*** Record set ***
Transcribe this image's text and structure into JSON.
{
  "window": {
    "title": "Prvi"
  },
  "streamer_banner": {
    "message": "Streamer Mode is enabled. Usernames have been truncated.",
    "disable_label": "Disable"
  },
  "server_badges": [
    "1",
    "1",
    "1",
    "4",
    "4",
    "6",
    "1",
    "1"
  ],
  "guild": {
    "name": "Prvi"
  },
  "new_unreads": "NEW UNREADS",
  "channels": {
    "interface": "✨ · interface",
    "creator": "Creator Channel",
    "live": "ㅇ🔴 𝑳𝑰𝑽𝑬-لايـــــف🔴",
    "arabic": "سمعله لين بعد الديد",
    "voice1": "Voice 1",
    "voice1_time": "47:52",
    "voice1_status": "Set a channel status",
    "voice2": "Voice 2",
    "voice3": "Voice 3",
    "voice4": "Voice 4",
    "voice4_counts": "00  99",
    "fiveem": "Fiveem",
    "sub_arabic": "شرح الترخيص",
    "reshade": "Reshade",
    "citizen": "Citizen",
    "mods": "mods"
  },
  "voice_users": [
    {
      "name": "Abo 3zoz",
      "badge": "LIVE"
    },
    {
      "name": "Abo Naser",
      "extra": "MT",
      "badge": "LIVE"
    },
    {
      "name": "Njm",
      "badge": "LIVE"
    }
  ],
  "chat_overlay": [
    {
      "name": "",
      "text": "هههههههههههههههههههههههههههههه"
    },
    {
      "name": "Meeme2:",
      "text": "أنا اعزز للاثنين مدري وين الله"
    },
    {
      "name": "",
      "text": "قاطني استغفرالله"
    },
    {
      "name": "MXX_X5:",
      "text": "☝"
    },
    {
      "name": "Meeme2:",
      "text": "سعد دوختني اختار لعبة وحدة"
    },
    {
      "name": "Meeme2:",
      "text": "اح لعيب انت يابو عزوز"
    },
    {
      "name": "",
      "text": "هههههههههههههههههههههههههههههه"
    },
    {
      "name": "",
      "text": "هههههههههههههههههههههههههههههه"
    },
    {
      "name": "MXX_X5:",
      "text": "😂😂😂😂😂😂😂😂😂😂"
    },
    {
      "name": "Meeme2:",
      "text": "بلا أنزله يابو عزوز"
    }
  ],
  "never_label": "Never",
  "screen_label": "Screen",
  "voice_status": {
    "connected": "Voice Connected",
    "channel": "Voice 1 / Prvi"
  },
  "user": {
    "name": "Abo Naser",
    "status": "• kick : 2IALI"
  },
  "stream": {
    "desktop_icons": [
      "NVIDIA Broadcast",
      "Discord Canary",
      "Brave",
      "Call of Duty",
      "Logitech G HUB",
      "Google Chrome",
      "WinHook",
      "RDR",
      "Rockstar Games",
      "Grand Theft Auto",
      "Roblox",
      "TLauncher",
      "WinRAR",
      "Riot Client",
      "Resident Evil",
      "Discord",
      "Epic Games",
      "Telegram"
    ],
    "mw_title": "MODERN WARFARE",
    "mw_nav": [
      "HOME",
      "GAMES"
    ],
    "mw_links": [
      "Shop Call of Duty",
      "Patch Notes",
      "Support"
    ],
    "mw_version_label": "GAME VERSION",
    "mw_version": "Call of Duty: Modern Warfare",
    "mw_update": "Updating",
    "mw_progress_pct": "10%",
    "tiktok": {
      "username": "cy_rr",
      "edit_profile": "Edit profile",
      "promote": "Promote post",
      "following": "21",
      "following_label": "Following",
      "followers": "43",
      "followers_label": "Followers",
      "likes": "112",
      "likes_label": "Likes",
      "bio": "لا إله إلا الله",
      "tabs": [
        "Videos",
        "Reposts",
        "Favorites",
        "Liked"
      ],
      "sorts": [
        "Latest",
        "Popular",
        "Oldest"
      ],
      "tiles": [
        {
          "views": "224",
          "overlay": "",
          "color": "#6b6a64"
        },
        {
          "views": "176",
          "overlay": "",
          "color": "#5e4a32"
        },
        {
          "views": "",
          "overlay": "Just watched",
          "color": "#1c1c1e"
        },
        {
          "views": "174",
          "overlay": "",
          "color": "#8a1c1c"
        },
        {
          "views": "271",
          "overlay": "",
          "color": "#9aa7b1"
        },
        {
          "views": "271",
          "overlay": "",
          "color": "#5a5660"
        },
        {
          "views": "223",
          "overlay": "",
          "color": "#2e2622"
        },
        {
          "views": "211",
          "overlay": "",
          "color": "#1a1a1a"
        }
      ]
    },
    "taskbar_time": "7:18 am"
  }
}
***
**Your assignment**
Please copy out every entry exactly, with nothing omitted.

**Task output**
Transcribe this image's text and structure into JSON.
{
  "window": {
    "title": "Prvi"
  },
  "streamer_banner": {
    "message": "Streamer Mode is enabled. Usernames have been truncated.",
    "disable_label": "Disable"
  },
  "server_badges": [
    "1",
    "1",
    "1",
    "4",
    "4",
    "6",
    "1",
    "1"
  ],
  "guild": {
    "name": "Prvi"
  },
  "new_unreads": "NEW UNREADS",
  "channels": {
    "interface": "✨ · interface",
    "creator": "Creator Channel",
    "live": "ㅇ🔴 𝑳𝑰𝑽𝑬-لايـــــف🔴",
    "arabic": "سمعله لين بعد الديد",
    "voice1": "Voice 1",
    "voice1_time": "47:52",
    "voice1_status": "Set a channel status",
    "voice2": "Voice 2",
    "voice3": "Voice 3",
    "voice4": "Voice 4",
    "voice4_counts": "00  99",
    "fiveem": "Fiveem",
    "sub_arabic": "شرح الترخيص",
    "reshade": "Reshade",
    "citizen": "Citizen",
    "mods": "mods"
  },
  "voice_users": [
    {
      "name": "Abo 3zoz",
      "badge": "LIVE"
    },
    {
      "name": "Abo Naser",
      "extra": "MT",
      "badge": "LIVE"
    },
    {
      "name": "Njm",
      "badge": "LIVE"
    }
  ],
  "chat_overlay": [
    {
      "name": "",
      "text": "هههههههههههههههههههههههههههههه"
    },
    {
      "name": "Meeme2:",
      "text": "أنا اعزز للاثنين مدري وين الله"
    },
    {
      "name": "",
      "text": "قاطني استغفرالله"
    },
    {
      "name": "MXX_X5:",
      "text": "☝"
    },
    {
      "name": "Meeme2:",
      "text": "سعد دوختني اختار لعبة وحدة"
    },
    {
      "name": "Meeme2:",
      "text": "اح لعيب انت يابو عزوز"
    },
    {
      "name": "",
      "text": "هههههههههههههههههههههههههههههه"
    },
    {
      "name": "",
      "text": "هههههههههههههههههههههههههههههه"
    },
    {
      "name": "MXX_X5:",
      "text": "😂😂😂😂😂😂😂😂😂😂"
    },
    {
      "name": "Meeme2:",
      "text": "بلا أنزله يابو عزوز"
    }
  ],
  "never_label": "Never",
  "screen_label": "Screen",
  "voice_status": {
    "connected": "Voice Connected",
    "channel": "Voice 1 / Prvi"
  },
  "user": {
    "name": "Abo Naser",
    "status": "• kick : 2IALI"
  },
  "stream": {
    "desktop_icons": [
      "NVIDIA Broadcast",
      "Discord Canary",
      "Brave",
      "Call of Duty",
      "Logitech G HUB",
      "Google Chrome",
      "WinHook",
      "RDR",
      "Rockstar Games",
      "Grand Theft Auto",
      "Roblox",
      "TLauncher",
      "WinRAR",
      "Riot Client",
      "Resident Evil",
      "Discord",
      "Epic Games",
      "Telegram"
    ],
    "mw_title": "MODERN WARFARE",
    "mw_nav": [
      "HOME",
      "GAMES"
    ],
    "mw_links": [
      "Shop Call of Duty",
      "Patch Notes",
      "Support"
    ],
    "mw_version_label": "GAME VERSION",
    "mw_version": "Call of Duty: Modern Warfare",
    "mw_update": "Updating",
    "mw_progress_pct": "10%",
    "tiktok": {
      "username": "cy_rr",
      "edit_profile": "Edit profile",
      "promote": "Promote post",
      "following": "21",
      "following_label": "Following",
      "followers": "43",
      "followers_label": "Followers",
      "likes": "112",
      "likes_label": "Likes",
      "bio": "لا إله إلا الله",
      "tabs": [
        "Videos",
        "Reposts",
        "Favorites",
        "Liked"
      ],
      "sorts": [
        "Latest",
        "Popular",
        "Oldest"
      ],
      "tiles": [
        {
          "views": "224",
          "overlay": "",
          "color": "#6b6a64"
        },
        {
          "views": "176",
          "overlay": "",
          "color": "#5e4a32"
        },
        {
          "views": "",
          "overlay": "Just watched",
          "color": "#1c1c1e"
        },
        {
          "views": "174",
          "overlay": "",
          "color": "#8a1c1c"
        },
        {
          "views": "271",
          "overlay": "",
          "color": "#9aa7b1"
        },
        {
          "views": "271",
          "overlay": "",
          "color": "#5a5660"
        },
        {
          "views": "223",
          "overlay": "",
          "color": "#2e2622"
        },
        {
          "views": "211",
          "overlay": "",
          "color": "#1a1a1a"
        }
      ]
    },
    "taskbar_time": "7:18 am"
  }
}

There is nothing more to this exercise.